And once her treatments and surgeries were over, Burk took on a new challenge: do something fun for herself. She became a LuLaRoe fashion consultant, not only selling the comfortable and stylish women’s clothing she loved to wear, but also designing style shows for community events such as the Louisville Constitution Festival.
“I just go, go, go until I can’t go anymore,” she says with an infectious energy.
Burk, a 1982 Louisville High School graduate, lives in Louisville with her husband, Michael, whom she first began dating when they were juniors in high school. They are the parents of sons, Tyler, 25, and Trevor, 19, and their lemon drop beagle, Max.
Burk has spent her career in the dental field. She now works as the front desk receptionist at Dr. Richard Huetter’s dental office in North Canton.
Burk’s first cancer scare came in 2004 when a mammogram showed potentially abnormal tissue in her right breast. She had the suspicious lump removed and underwent six weeks of radiation, but tests detected new abnormalities in 2015. Once again, Burk had the suspicious lump removed, and once again in October 2015, her mammogram results for her right breast came back abnormal.
“We’re running out of chances here,” she recalls telling her husband. “I just felt down deep that at some point, it’s going to be cancer.”
She was right. Doctors found the cancer—stage 2—in the tissue they removed during the mastectomy in December 2015. The cancer had been concealed by scar tissue.
Burk started chemotherapy on February 5, 2016.
She believes continuing to work helped keep her mind off the war that the chemo was waging inside her body. Her co-workers also helped keep her curious craving for unsweetened iced tea from Chili’s Grill & Bar satisfied.
“I had no taste buds, but that was just something I could really taste and enjoyed it so much,” she said with a laugh.
Burk was only about halfway through her three-month chemotherapy treatment when a mammogram detected something suspicious on her left breast. Doctors determined the abnormalities were fragments of cancer that had been dislodged from the chemotherapy, but Burk didn’t want to take the chance.
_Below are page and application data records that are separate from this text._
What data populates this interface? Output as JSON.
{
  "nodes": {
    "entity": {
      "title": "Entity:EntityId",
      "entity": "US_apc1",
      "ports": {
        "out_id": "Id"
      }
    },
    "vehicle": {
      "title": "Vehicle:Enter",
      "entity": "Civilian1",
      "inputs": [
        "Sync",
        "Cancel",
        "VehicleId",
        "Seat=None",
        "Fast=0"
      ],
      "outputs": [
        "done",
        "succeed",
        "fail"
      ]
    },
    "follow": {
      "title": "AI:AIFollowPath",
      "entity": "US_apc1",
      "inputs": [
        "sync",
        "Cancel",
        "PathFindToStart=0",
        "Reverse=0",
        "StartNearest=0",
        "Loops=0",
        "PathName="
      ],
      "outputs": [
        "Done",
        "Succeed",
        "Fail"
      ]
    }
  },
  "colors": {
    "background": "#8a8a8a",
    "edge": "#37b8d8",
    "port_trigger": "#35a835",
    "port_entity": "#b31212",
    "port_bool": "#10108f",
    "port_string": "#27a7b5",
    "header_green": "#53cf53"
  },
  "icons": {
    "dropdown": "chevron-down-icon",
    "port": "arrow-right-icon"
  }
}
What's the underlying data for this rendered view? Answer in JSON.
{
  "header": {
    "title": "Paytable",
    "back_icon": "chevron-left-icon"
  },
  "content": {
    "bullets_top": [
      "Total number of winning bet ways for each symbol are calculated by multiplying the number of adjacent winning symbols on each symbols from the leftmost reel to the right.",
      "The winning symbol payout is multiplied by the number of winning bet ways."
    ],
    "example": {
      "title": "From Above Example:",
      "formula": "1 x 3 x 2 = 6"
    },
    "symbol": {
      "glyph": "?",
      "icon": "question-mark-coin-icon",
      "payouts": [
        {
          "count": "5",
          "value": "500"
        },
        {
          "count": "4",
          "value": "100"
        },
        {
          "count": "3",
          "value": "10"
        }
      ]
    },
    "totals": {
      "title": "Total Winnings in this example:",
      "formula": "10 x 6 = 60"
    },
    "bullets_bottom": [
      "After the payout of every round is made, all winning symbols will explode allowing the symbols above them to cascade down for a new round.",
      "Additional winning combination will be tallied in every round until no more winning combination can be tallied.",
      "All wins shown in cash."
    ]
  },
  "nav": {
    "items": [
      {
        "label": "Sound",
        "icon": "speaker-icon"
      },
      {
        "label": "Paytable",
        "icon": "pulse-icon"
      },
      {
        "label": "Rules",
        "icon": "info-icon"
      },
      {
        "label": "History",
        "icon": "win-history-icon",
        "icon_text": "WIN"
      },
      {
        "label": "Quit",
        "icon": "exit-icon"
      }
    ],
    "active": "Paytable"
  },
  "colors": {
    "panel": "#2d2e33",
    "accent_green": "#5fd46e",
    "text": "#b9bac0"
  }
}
Three months after finishing her treatments, Burk underwent her second mastectomy, in August 2016.
“I didn’t want to be scared, and I didn’t want to go through chemotherapy again,” she said.
After consulting with two other plastic surgeons, Burk said she chose Dr. Michael McCormack as the surgeon for her breast reconstruction because he never rushed through her appointment to get to his next patient.
“When he sat down with me, it was like there was no time for anybody else. It was Val’s time,” she said. “He’s been like that every appointment. You go in there and it’s your time and I’m here to talk with you.”
Burk’s advice to anyone recently diagnosed with breast cancer is for them to find their “rock,” their support system. She found hers in her husband of 27 years and her sister, Pam Dougherty.
“They saw me at my worst. They saw me at my best. They were there through the tubes and the surgeries,” she said. “You just have to have that person there who is going to be your rock and, for me, that was them.”